#### DATA FOR ANALYSIS

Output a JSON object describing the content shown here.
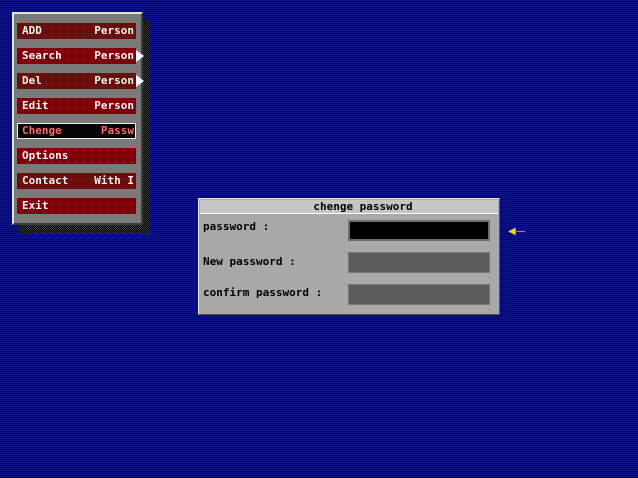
{
  "menu": {
    "items": [
      {
        "left": "ADD",
        "right": "Person",
        "has_submenu": false,
        "selected": false
      },
      {
        "left": "Search",
        "right": "Person",
        "has_submenu": true,
        "selected": false
      },
      {
        "left": "Del",
        "right": "Person",
        "has_submenu": true,
        "selected": false
      },
      {
        "left": "Edit",
        "right": "Person",
        "has_submenu": false,
        "selected": false
      },
      {
        "left": "Chenge",
        "right": "Passw",
        "has_submenu": false,
        "selected": true
      },
      {
        "left": "Options",
        "right": "",
        "has_submenu": false,
        "selected": false
      },
      {
        "left": "Contact",
        "right": "With I",
        "has_submenu": false,
        "selected": false
      },
      {
        "left": "Exit",
        "right": "",
        "has_submenu": false,
        "selected": false
      }
    ]
  },
  "dialog": {
    "title": "chenge password",
    "fields": [
      {
        "label": "password :",
        "value": "",
        "active": true
      },
      {
        "label": "New password :",
        "value": "",
        "active": false
      },
      {
        "label": "confirm password :",
        "value": "",
        "active": false
      }
    ]
  },
  "colors": {
    "background": "#0a0f7a",
    "menu_item": "#7a0606",
    "menu_selected_text": "#ff6a6a",
    "dialog_bg": "#a8a8a8",
    "input_bg": "#5c5c5c",
    "input_active_bg": "#000000",
    "cursor": "#f2d21a"
  },
  "icons": {
    "submenu_arrow": "triangle-right-icon",
    "mouse_cursor": "left-arrow-icon"
  }
}
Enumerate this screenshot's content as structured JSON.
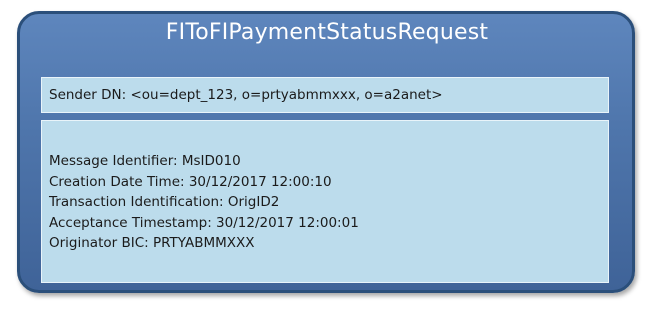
{
  "diagram": {
    "title": "FIToFIPaymentStatusRequest",
    "sender": "Sender DN: <ou=dept_123, o=prtyabmmxxx, o=a2anet>",
    "fields": [
      "Message Identifier: MsID010",
      "Creation Date Time: 30/12/2017 12:00:10",
      "Transaction Identification: OrigID2",
      "Acceptance Timestamp: 30/12/2017 12:00:01",
      "Originator BIC: PRTYABMMXXX"
    ]
  }
}
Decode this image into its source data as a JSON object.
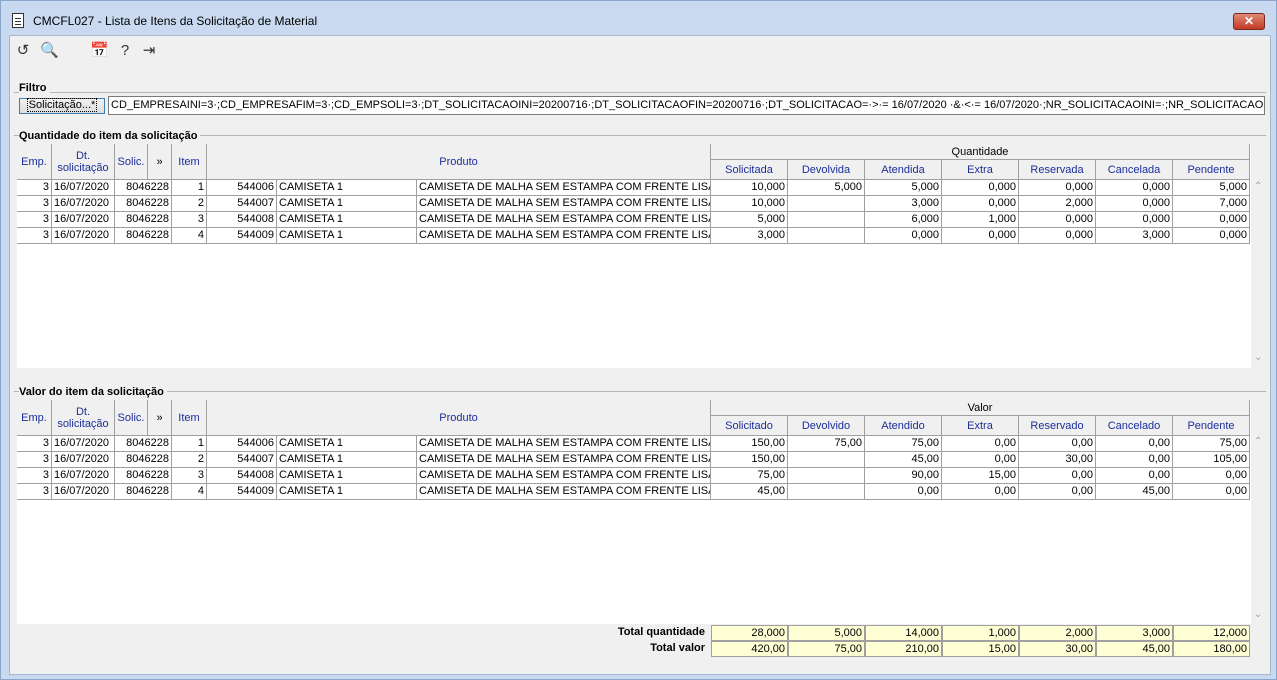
{
  "window": {
    "title": "CMCFL027 - Lista de Itens da Solicitação de Material",
    "close_label": "✕"
  },
  "toolbar": [
    {
      "name": "refresh-icon",
      "glyph": "↺"
    },
    {
      "name": "search-icon",
      "glyph": "🔍"
    },
    {
      "name": "calendar-icon",
      "glyph": "📅"
    },
    {
      "name": "help-icon",
      "glyph": "?"
    },
    {
      "name": "exit-icon",
      "glyph": "⇥"
    }
  ],
  "filter": {
    "title": "Filtro",
    "button_label": "Solicitação...*",
    "value": "CD_EMPRESAINI=3·;CD_EMPRESAFIM=3·;CD_EMPSOLI=3·;DT_SOLICITACAOINI=20200716·;DT_SOLICITACAOFIN=20200716·;DT_SOLICITACAO=·>·= 16/07/2020 ·&·<·= 16/07/2020·;NR_SOLICITACAOINI=·;NR_SOLICITACAOFIN=·;NR_SOLIC"
  },
  "qty_section": {
    "title": "Quantidade do item da solicitação",
    "group_header": "Quantidade",
    "headers": {
      "emp": "Emp.",
      "dt": "Dt. solicitação",
      "solic": "Solic.",
      "more": "»",
      "item": "Item",
      "produto": "Produto"
    },
    "sub_headers": [
      "Solicitada",
      "Devolvida",
      "Atendida",
      "Extra",
      "Reservada",
      "Cancelada",
      "Pendente"
    ],
    "rows": [
      {
        "emp": "3",
        "dt": "16/07/2020",
        "solic": "8046228",
        "item": "1",
        "cod": "544006",
        "nome": "CAMISETA 1",
        "desc": "CAMISETA DE MALHA SEM ESTAMPA COM FRENTE LISA DIV",
        "vals": [
          "10,000",
          "5,000",
          "5,000",
          "0,000",
          "0,000",
          "0,000",
          "5,000"
        ]
      },
      {
        "emp": "3",
        "dt": "16/07/2020",
        "solic": "8046228",
        "item": "2",
        "cod": "544007",
        "nome": "CAMISETA 1",
        "desc": "CAMISETA DE MALHA SEM ESTAMPA COM FRENTE LISA DIV",
        "vals": [
          "10,000",
          "",
          "3,000",
          "0,000",
          "2,000",
          "0,000",
          "7,000"
        ]
      },
      {
        "emp": "3",
        "dt": "16/07/2020",
        "solic": "8046228",
        "item": "3",
        "cod": "544008",
        "nome": "CAMISETA 1",
        "desc": "CAMISETA DE MALHA SEM ESTAMPA COM FRENTE LISA DIV",
        "vals": [
          "5,000",
          "",
          "6,000",
          "1,000",
          "0,000",
          "0,000",
          "0,000"
        ]
      },
      {
        "emp": "3",
        "dt": "16/07/2020",
        "solic": "8046228",
        "item": "4",
        "cod": "544009",
        "nome": "CAMISETA 1",
        "desc": "CAMISETA DE MALHA SEM ESTAMPA COM FRENTE LISA DIV",
        "vals": [
          "3,000",
          "",
          "0,000",
          "0,000",
          "0,000",
          "3,000",
          "0,000"
        ]
      }
    ]
  },
  "val_section": {
    "title": "Valor do item da solicitação",
    "group_header": "Valor",
    "headers": {
      "emp": "Emp.",
      "dt": "Dt. solicitação",
      "solic": "Solic.",
      "more": "»",
      "item": "Item",
      "produto": "Produto"
    },
    "sub_headers": [
      "Solicitado",
      "Devolvido",
      "Atendido",
      "Extra",
      "Reservado",
      "Cancelado",
      "Pendente"
    ],
    "rows": [
      {
        "emp": "3",
        "dt": "16/07/2020",
        "solic": "8046228",
        "item": "1",
        "cod": "544006",
        "nome": "CAMISETA 1",
        "desc": "CAMISETA DE MALHA SEM ESTAMPA COM FRENTE LISA DIV",
        "vals": [
          "150,00",
          "75,00",
          "75,00",
          "0,00",
          "0,00",
          "0,00",
          "75,00"
        ]
      },
      {
        "emp": "3",
        "dt": "16/07/2020",
        "solic": "8046228",
        "item": "2",
        "cod": "544007",
        "nome": "CAMISETA 1",
        "desc": "CAMISETA DE MALHA SEM ESTAMPA COM FRENTE LISA DIV",
        "vals": [
          "150,00",
          "",
          "45,00",
          "0,00",
          "30,00",
          "0,00",
          "105,00"
        ]
      },
      {
        "emp": "3",
        "dt": "16/07/2020",
        "solic": "8046228",
        "item": "3",
        "cod": "544008",
        "nome": "CAMISETA 1",
        "desc": "CAMISETA DE MALHA SEM ESTAMPA COM FRENTE LISA DIV",
        "vals": [
          "75,00",
          "",
          "90,00",
          "15,00",
          "0,00",
          "0,00",
          "0,00"
        ]
      },
      {
        "emp": "3",
        "dt": "16/07/2020",
        "solic": "8046228",
        "item": "4",
        "cod": "544009",
        "nome": "CAMISETA 1",
        "desc": "CAMISETA DE MALHA SEM ESTAMPA COM FRENTE LISA DIV",
        "vals": [
          "45,00",
          "",
          "0,00",
          "0,00",
          "0,00",
          "45,00",
          "0,00"
        ]
      }
    ]
  },
  "totals": {
    "qty_label": "Total quantidade",
    "qty": [
      "28,000",
      "5,000",
      "14,000",
      "1,000",
      "2,000",
      "3,000",
      "12,000"
    ],
    "val_label": "Total valor",
    "val": [
      "420,00",
      "75,00",
      "210,00",
      "15,00",
      "30,00",
      "45,00",
      "180,00"
    ]
  }
}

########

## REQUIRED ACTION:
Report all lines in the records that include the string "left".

## EXERCISE RESULT:
        "left": "ADD",
        "left": "Search",
        "left": "Del",
        "left": "Edit",
        "left": "Chenge",
        "left": "Options",
        "left": "Contact",
        "left": "Exit",
    "mouse_cursor": "left-arrow-icon"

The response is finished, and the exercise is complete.